§ **Records**
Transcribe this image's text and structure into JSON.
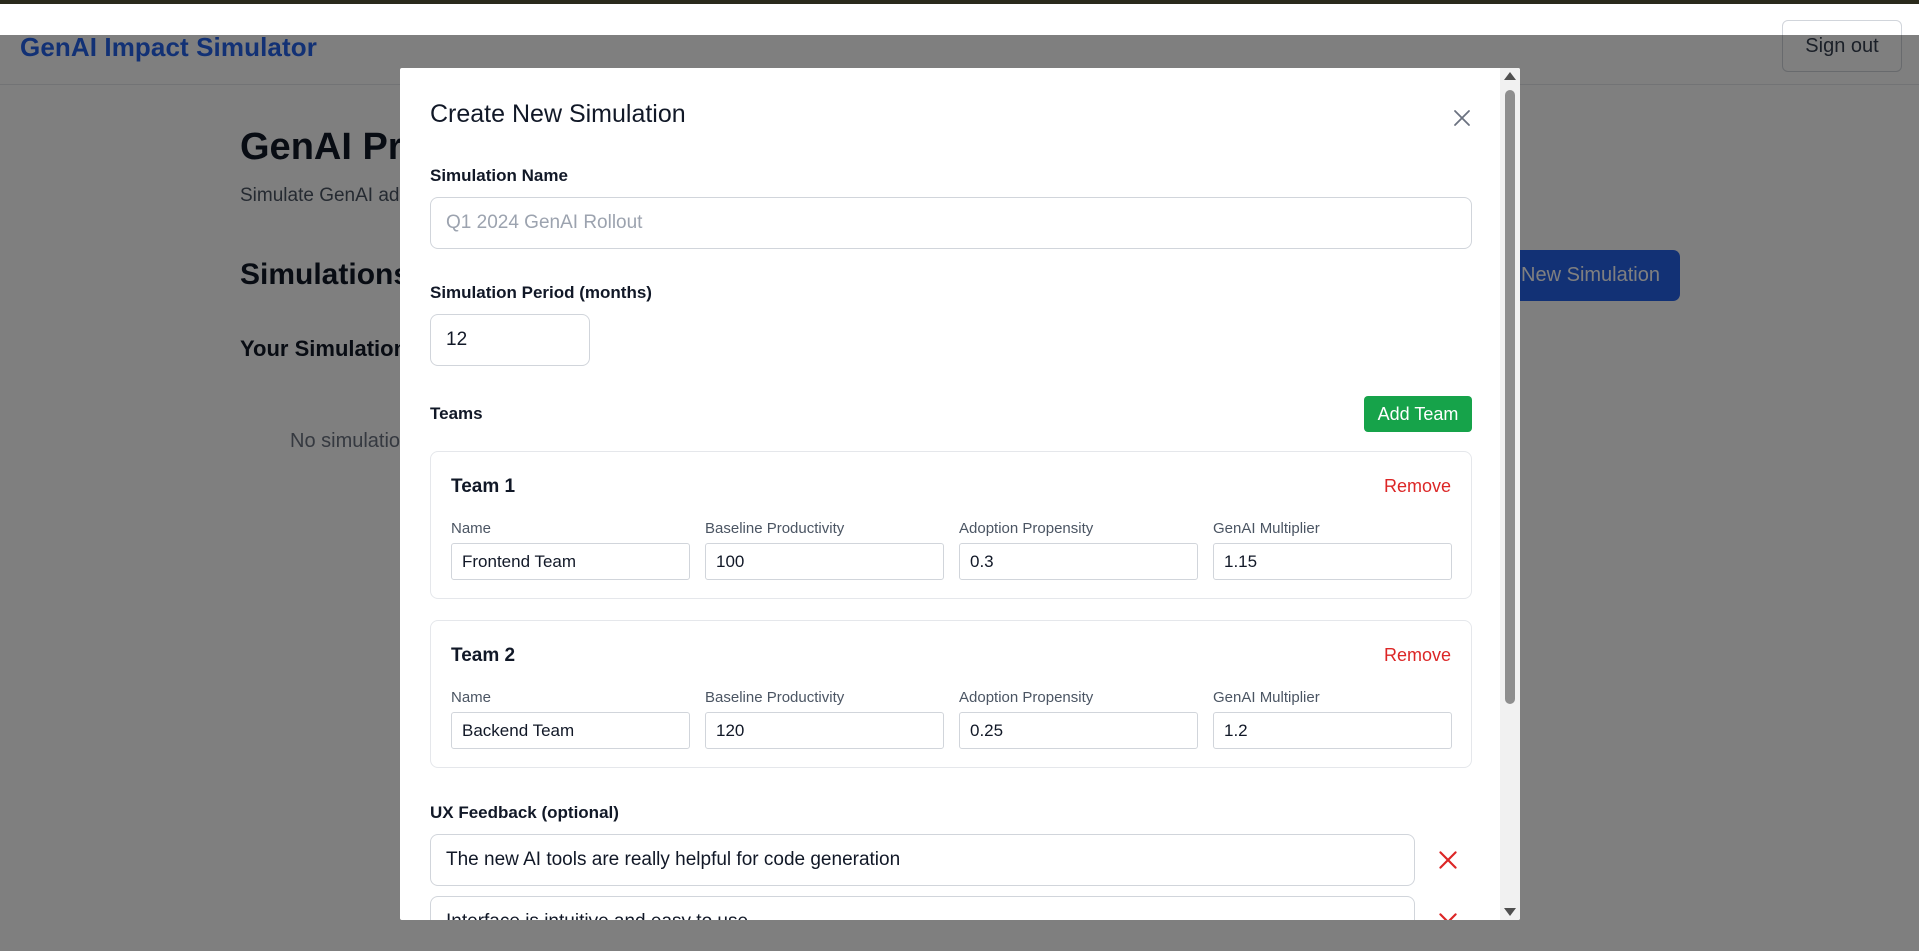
{
  "app": {
    "brand": "GenAI Impact Simulator",
    "sign_out_label": "Sign out",
    "page_title": "GenAI Pro",
    "page_subtitle": "Simulate GenAI ad",
    "simulations_heading": "Simulations",
    "new_simulation_label": "New Simulation",
    "your_simulations_heading": "Your Simulation",
    "empty_text": "No simulatio"
  },
  "modal": {
    "title": "Create New Simulation",
    "close_icon": "close-icon",
    "simulation_name": {
      "label": "Simulation Name",
      "placeholder": "Q1 2024 GenAI Rollout",
      "value": ""
    },
    "simulation_period": {
      "label": "Simulation Period (months)",
      "value": "12"
    },
    "teams_label": "Teams",
    "add_team_label": "Add Team",
    "remove_label": "Remove",
    "field_labels": {
      "name": "Name",
      "baseline": "Baseline Productivity",
      "adoption": "Adoption Propensity",
      "multiplier": "GenAI Multiplier"
    },
    "teams": [
      {
        "title": "Team 1",
        "name": "Frontend Team",
        "baseline": "100",
        "adoption": "0.3",
        "multiplier": "1.15"
      },
      {
        "title": "Team 2",
        "name": "Backend Team",
        "baseline": "120",
        "adoption": "0.25",
        "multiplier": "1.2"
      }
    ],
    "ux_feedback_label": "UX Feedback (optional)",
    "feedback": [
      "The new AI tools are really helpful for code generation",
      "Interface is intuitive and easy to use"
    ]
  },
  "colors": {
    "brand": "#2563eb",
    "success": "#16a34a",
    "danger": "#dc2626",
    "overlay": "rgba(0,0,0,0.5)"
  }
}
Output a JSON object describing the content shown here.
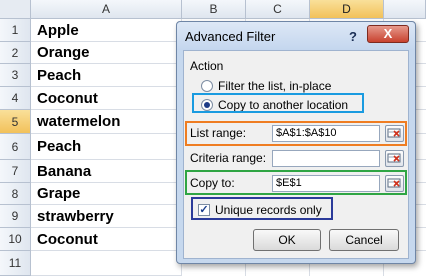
{
  "spreadsheet": {
    "columns": [
      "A",
      "B",
      "C",
      "D"
    ],
    "selected_column": "D",
    "rows": [
      {
        "num": "1",
        "value": "Apple"
      },
      {
        "num": "2",
        "value": "Orange"
      },
      {
        "num": "3",
        "value": "Peach"
      },
      {
        "num": "4",
        "value": "Coconut"
      },
      {
        "num": "5",
        "value": "watermelon"
      },
      {
        "num": "6",
        "value": "Peach"
      },
      {
        "num": "7",
        "value": "Banana"
      },
      {
        "num": "8",
        "value": "Grape"
      },
      {
        "num": "9",
        "value": "strawberry"
      },
      {
        "num": "10",
        "value": "Coconut"
      },
      {
        "num": "11",
        "value": ""
      }
    ],
    "selected_row": "5"
  },
  "dialog": {
    "title": "Advanced Filter",
    "help_label": "?",
    "close_label": "X",
    "action_group_label": "Action",
    "radio_filter_label": "Filter the list, in-place",
    "radio_copy_label": "Copy to another location",
    "selected_action": "copy",
    "list_range_label": "List range:",
    "list_range_value": "$A$1:$A$10",
    "criteria_range_label": "Criteria range:",
    "criteria_range_value": "",
    "copy_to_label": "Copy to:",
    "copy_to_value": "$E$1",
    "unique_label": "Unique records only",
    "unique_checked": true,
    "ok_label": "OK",
    "cancel_label": "Cancel"
  },
  "colors": {
    "highlight_blue": "#1a9be0",
    "highlight_orange": "#ef7d22",
    "highlight_green": "#2fa544",
    "highlight_navy": "#2b3b9a"
  }
}
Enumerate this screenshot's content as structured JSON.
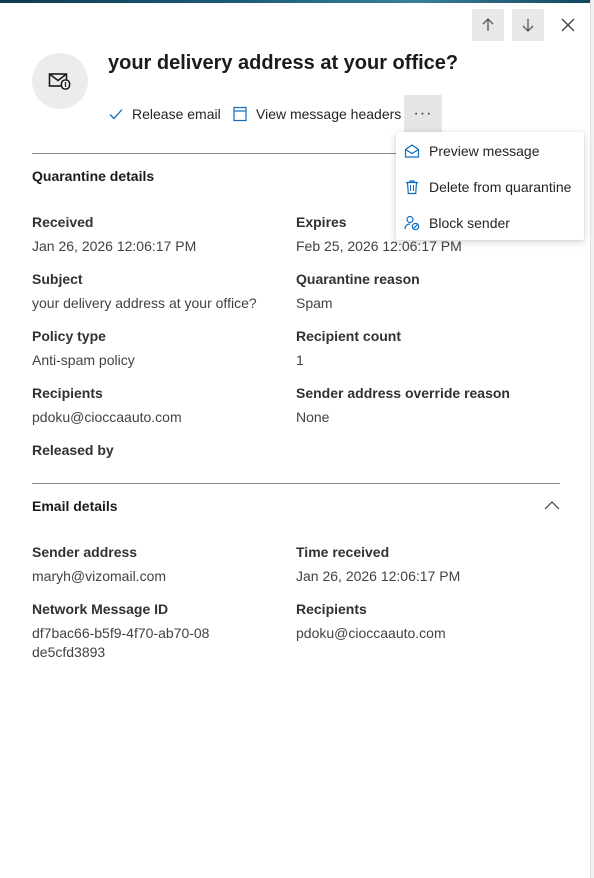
{
  "header": {
    "title": "your delivery address at your office?"
  },
  "nav": {
    "prev_icon": "arrow-up-icon",
    "next_icon": "arrow-down-icon",
    "close_icon": "close-icon"
  },
  "commands": {
    "release_label": "Release email",
    "headers_label": "View message headers",
    "more_label": "···"
  },
  "menu": {
    "items": [
      {
        "label": "Preview message",
        "icon": "envelope-open-icon"
      },
      {
        "label": "Delete from quarantine",
        "icon": "trash-icon"
      },
      {
        "label": "Block sender",
        "icon": "block-person-icon"
      }
    ]
  },
  "quarantine": {
    "title": "Quarantine details",
    "received_label": "Received",
    "received_value": "Jan 26, 2026 12:06:17 PM",
    "expires_label": "Expires",
    "expires_value": "Feb 25, 2026 12:06:17 PM",
    "subject_label": "Subject",
    "subject_value": "your delivery address at your office?",
    "reason_label": "Quarantine reason",
    "reason_value": "Spam",
    "policy_label": "Policy type",
    "policy_value": "Anti-spam policy",
    "count_label": "Recipient count",
    "count_value": "1",
    "recipients_label": "Recipients",
    "recipients_value": "pdoku@cioccaauto.com",
    "override_label": "Sender address override reason",
    "override_value": "None",
    "released_by_label": "Released by"
  },
  "email": {
    "title": "Email details",
    "sender_label": "Sender address",
    "sender_value": "maryh@vizomail.com",
    "time_label": "Time received",
    "time_value": "Jan 26, 2026 12:06:17 PM",
    "netid_label": "Network Message ID",
    "netid_value": "df7bac66-b5f9-4f70-ab70-08de5cfd3893",
    "recipients_label": "Recipients",
    "recipients_value": "pdoku@cioccaauto.com"
  },
  "colors": {
    "accent": "#0f6cbd",
    "button_bg": "#e6e6e6"
  }
}
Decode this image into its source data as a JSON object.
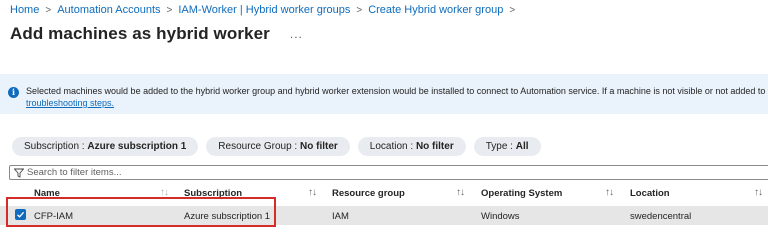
{
  "breadcrumb": {
    "items": [
      "Home",
      "Automation Accounts",
      "IAM-Worker | Hybrid worker groups",
      "Create Hybrid worker group"
    ],
    "separator": ">"
  },
  "page": {
    "title": "Add machines as hybrid worker",
    "more_label": "..."
  },
  "info": {
    "message": "Selected machines would be added to the hybrid worker group and hybrid worker extension would be installed to connect to Automation service. If a machine is not visible or not added to the group",
    "link_text": "troubleshooting steps."
  },
  "filters": [
    {
      "label": "Subscription :",
      "value": "Azure subscription 1"
    },
    {
      "label": "Resource Group :",
      "value": "No filter"
    },
    {
      "label": "Location :",
      "value": "No filter"
    },
    {
      "label": "Type :",
      "value": "All"
    }
  ],
  "search": {
    "placeholder": "Search to filter items..."
  },
  "table": {
    "columns": [
      "Name",
      "Subscription",
      "Resource group",
      "Operating System",
      "Location"
    ],
    "sort_glyph": "↑↓",
    "rows": [
      {
        "name": "CFP-IAM",
        "subscription": "Azure subscription 1",
        "resource_group": "IAM",
        "os": "Windows",
        "location": "swedencentral",
        "selected": true
      }
    ]
  },
  "colors": {
    "accent": "#0f6cbd",
    "highlight": "#d62b2b",
    "banner_bg": "#eaf2fb",
    "pill_bg": "#e8ebf0"
  }
}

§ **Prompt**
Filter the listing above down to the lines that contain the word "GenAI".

§ **Result**
    "brand": "GenAI Impact Simulator",
    "page_title": "GenAI Pro",
    "page_subtitle": "Simulate GenAI ad",
      "placeholder": "Q1 2024 GenAI Rollout",
      "multiplier": "GenAI Multiplier"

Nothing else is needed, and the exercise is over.